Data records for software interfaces

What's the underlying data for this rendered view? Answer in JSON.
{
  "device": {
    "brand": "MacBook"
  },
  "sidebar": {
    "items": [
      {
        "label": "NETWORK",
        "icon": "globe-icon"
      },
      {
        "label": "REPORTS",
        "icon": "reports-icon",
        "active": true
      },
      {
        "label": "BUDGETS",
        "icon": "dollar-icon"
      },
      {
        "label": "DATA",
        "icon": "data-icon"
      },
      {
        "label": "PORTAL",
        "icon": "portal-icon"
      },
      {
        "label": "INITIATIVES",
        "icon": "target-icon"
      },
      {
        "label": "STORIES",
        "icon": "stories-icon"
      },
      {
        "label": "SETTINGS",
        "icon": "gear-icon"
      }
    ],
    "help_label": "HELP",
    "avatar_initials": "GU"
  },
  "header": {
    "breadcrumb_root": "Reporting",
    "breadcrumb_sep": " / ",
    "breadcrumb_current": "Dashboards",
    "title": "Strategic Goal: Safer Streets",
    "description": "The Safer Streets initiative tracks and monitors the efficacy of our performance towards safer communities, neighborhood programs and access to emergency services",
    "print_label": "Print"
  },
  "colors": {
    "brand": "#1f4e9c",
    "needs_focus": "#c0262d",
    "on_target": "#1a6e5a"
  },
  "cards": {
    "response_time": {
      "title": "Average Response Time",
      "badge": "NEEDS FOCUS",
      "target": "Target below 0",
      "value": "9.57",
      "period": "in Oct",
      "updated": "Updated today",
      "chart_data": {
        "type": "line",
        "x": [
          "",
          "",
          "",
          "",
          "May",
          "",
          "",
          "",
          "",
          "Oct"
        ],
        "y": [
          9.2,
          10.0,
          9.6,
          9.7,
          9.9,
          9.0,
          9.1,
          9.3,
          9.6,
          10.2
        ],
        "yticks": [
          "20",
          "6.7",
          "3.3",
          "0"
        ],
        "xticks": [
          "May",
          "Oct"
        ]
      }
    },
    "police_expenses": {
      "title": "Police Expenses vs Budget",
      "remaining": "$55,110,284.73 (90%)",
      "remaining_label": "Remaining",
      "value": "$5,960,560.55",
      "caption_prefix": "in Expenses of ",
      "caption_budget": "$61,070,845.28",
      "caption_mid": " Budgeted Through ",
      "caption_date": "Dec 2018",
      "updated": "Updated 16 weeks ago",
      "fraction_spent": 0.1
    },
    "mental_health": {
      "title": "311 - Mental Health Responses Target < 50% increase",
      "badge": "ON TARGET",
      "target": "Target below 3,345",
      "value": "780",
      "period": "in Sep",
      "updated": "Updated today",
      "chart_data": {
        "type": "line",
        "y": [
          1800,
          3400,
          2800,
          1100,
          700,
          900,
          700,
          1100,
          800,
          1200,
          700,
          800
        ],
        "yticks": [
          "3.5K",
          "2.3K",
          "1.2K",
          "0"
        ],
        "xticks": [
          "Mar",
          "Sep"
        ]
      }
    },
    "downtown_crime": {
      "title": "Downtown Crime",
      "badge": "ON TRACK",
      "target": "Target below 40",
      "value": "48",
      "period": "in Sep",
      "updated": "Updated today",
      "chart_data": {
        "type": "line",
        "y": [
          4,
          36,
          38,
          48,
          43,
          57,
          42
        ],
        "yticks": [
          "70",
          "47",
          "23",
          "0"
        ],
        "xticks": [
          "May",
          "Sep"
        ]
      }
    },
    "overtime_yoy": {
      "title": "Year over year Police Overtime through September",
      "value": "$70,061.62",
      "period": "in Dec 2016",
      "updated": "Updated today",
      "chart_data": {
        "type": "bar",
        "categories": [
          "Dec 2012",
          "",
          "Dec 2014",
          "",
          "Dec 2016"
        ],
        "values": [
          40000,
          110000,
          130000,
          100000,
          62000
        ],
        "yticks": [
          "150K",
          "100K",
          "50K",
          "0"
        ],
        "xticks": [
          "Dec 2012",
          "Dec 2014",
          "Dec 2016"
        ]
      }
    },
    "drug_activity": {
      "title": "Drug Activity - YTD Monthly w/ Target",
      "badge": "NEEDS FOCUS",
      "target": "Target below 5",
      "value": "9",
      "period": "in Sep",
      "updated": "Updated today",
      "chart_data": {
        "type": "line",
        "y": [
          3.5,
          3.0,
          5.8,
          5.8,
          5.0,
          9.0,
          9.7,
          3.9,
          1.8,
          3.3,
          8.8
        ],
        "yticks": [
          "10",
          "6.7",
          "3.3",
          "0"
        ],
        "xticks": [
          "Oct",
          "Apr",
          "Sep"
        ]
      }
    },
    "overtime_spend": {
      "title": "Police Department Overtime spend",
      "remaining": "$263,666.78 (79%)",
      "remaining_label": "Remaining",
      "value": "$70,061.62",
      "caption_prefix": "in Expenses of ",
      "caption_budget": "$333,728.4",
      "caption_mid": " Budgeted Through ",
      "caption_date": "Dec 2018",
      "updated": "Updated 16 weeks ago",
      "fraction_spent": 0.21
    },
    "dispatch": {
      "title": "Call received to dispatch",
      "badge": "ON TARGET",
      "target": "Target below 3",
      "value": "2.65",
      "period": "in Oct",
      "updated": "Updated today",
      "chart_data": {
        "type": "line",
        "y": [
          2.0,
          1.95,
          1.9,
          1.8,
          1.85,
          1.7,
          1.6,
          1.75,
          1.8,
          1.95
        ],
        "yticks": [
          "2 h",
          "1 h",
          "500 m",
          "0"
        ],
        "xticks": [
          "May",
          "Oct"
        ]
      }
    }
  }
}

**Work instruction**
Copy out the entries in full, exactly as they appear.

**Solved problem**
What's the underlying data for this rendered view? Answer in JSON.
{
  "device": {
    "brand": "MacBook"
  },
  "sidebar": {
    "items": [
      {
        "label": "NETWORK",
        "icon": "globe-icon"
      },
      {
        "label": "REPORTS",
        "icon": "reports-icon",
        "active": true
      },
      {
        "label": "BUDGETS",
        "icon": "dollar-icon"
      },
      {
        "label": "DATA",
        "icon": "data-icon"
      },
      {
        "label": "PORTAL",
        "icon": "portal-icon"
      },
      {
        "label": "INITIATIVES",
        "icon": "target-icon"
      },
      {
        "label": "STORIES",
        "icon": "stories-icon"
      },
      {
        "label": "SETTINGS",
        "icon": "gear-icon"
      }
    ],
    "help_label": "HELP",
    "avatar_initials": "GU"
  },
  "header": {
    "breadcrumb_root": "Reporting",
    "breadcrumb_sep": " / ",
    "breadcrumb_current": "Dashboards",
    "title": "Strategic Goal: Safer Streets",
    "description": "The Safer Streets initiative tracks and monitors the efficacy of our performance towards safer communities, neighborhood programs and access to emergency services",
    "print_label": "Print"
  },
  "colors": {
    "brand": "#1f4e9c",
    "needs_focus": "#c0262d",
    "on_target": "#1a6e5a"
  },
  "cards": {
    "response_time": {
      "title": "Average Response Time",
      "badge": "NEEDS FOCUS",
      "target": "Target below 0",
      "value": "9.57",
      "period": "in Oct",
      "updated": "Updated today",
      "chart_data": {
        "type": "line",
        "x": [
          "",
          "",
          "",
          "",
          "May",
          "",
          "",
          "",
          "",
          "Oct"
        ],
        "y": [
          9.2,
          10.0,
          9.6,
          9.7,
          9.9,
          9.0,
          9.1,
          9.3,
          9.6,
          10.2
        ],
        "yticks": [
          "20",
          "6.7",
          "3.3",
          "0"
        ],
        "xticks": [
          "May",
          "Oct"
        ]
      }
    },
    "police_expenses": {
      "title": "Police Expenses vs Budget",
      "remaining": "$55,110,284.73 (90%)",
      "remaining_label": "Remaining",
      "value": "$5,960,560.55",
      "caption_prefix": "in Expenses of ",
      "caption_budget": "$61,070,845.28",
      "caption_mid": " Budgeted Through ",
      "caption_date": "Dec 2018",
      "updated": "Updated 16 weeks ago",
      "fraction_spent": 0.1
    },
    "mental_health": {
      "title": "311 - Mental Health Responses Target < 50% increase",
      "badge": "ON TARGET",
      "target": "Target below 3,345",
      "value": "780",
      "period": "in Sep",
      "updated": "Updated today",
      "chart_data": {
        "type": "line",
        "y": [
          1800,
          3400,
          2800,
          1100,
          700,
          900,
          700,
          1100,
          800,
          1200,
          700,
          800
        ],
        "yticks": [
          "3.5K",
          "2.3K",
          "1.2K",
          "0"
        ],
        "xticks": [
          "Mar",
          "Sep"
        ]
      }
    },
    "downtown_crime": {
      "title": "Downtown Crime",
      "badge": "ON TRACK",
      "target": "Target below 40",
      "value": "48",
      "period": "in Sep",
      "updated": "Updated today",
      "chart_data": {
        "type": "line",
        "y": [
          4,
          36,
          38,
          48,
          43,
          57,
          42
        ],
        "yticks": [
          "70",
          "47",
          "23",
          "0"
        ],
        "xticks": [
          "May",
          "Sep"
        ]
      }
    },
    "overtime_yoy": {
      "title": "Year over year Police Overtime through September",
      "value": "$70,061.62",
      "period": "in Dec 2016",
      "updated": "Updated today",
      "chart_data": {
        "type": "bar",
        "categories": [
          "Dec 2012",
          "",
          "Dec 2014",
          "",
          "Dec 2016"
        ],
        "values": [
          40000,
          110000,
          130000,
          100000,
          62000
        ],
        "yticks": [
          "150K",
          "100K",
          "50K",
          "0"
        ],
        "xticks": [
          "Dec 2012",
          "Dec 2014",
          "Dec 2016"
        ]
      }
    },
    "drug_activity": {
      "title": "Drug Activity - YTD Monthly w/ Target",
      "badge": "NEEDS FOCUS",
      "target": "Target below 5",
      "value": "9",
      "period": "in Sep",
      "updated": "Updated today",
      "chart_data": {
        "type": "line",
        "y": [
          3.5,
          3.0,
          5.8,
          5.8,
          5.0,
          9.0,
          9.7,
          3.9,
          1.8,
          3.3,
          8.8
        ],
        "yticks": [
          "10",
          "6.7",
          "3.3",
          "0"
        ],
        "xticks": [
          "Oct",
          "Apr",
          "Sep"
        ]
      }
    },
    "overtime_spend": {
      "title": "Police Department Overtime spend",
      "remaining": "$263,666.78 (79%)",
      "remaining_label": "Remaining",
      "value": "$70,061.62",
      "caption_prefix": "in Expenses of ",
      "caption_budget": "$333,728.4",
      "caption_mid": " Budgeted Through ",
      "caption_date": "Dec 2018",
      "updated": "Updated 16 weeks ago",
      "fraction_spent": 0.21
    },
    "dispatch": {
      "title": "Call received to dispatch",
      "badge": "ON TARGET",
      "target": "Target below 3",
      "value": "2.65",
      "period": "in Oct",
      "updated": "Updated today",
      "chart_data": {
        "type": "line",
        "y": [
          2.0,
          1.95,
          1.9,
          1.8,
          1.85,
          1.7,
          1.6,
          1.75,
          1.8,
          1.95
        ],
        "yticks": [
          "2 h",
          "1 h",
          "500 m",
          "0"
        ],
        "xticks": [
          "May",
          "Oct"
        ]
      }
    }
  }
}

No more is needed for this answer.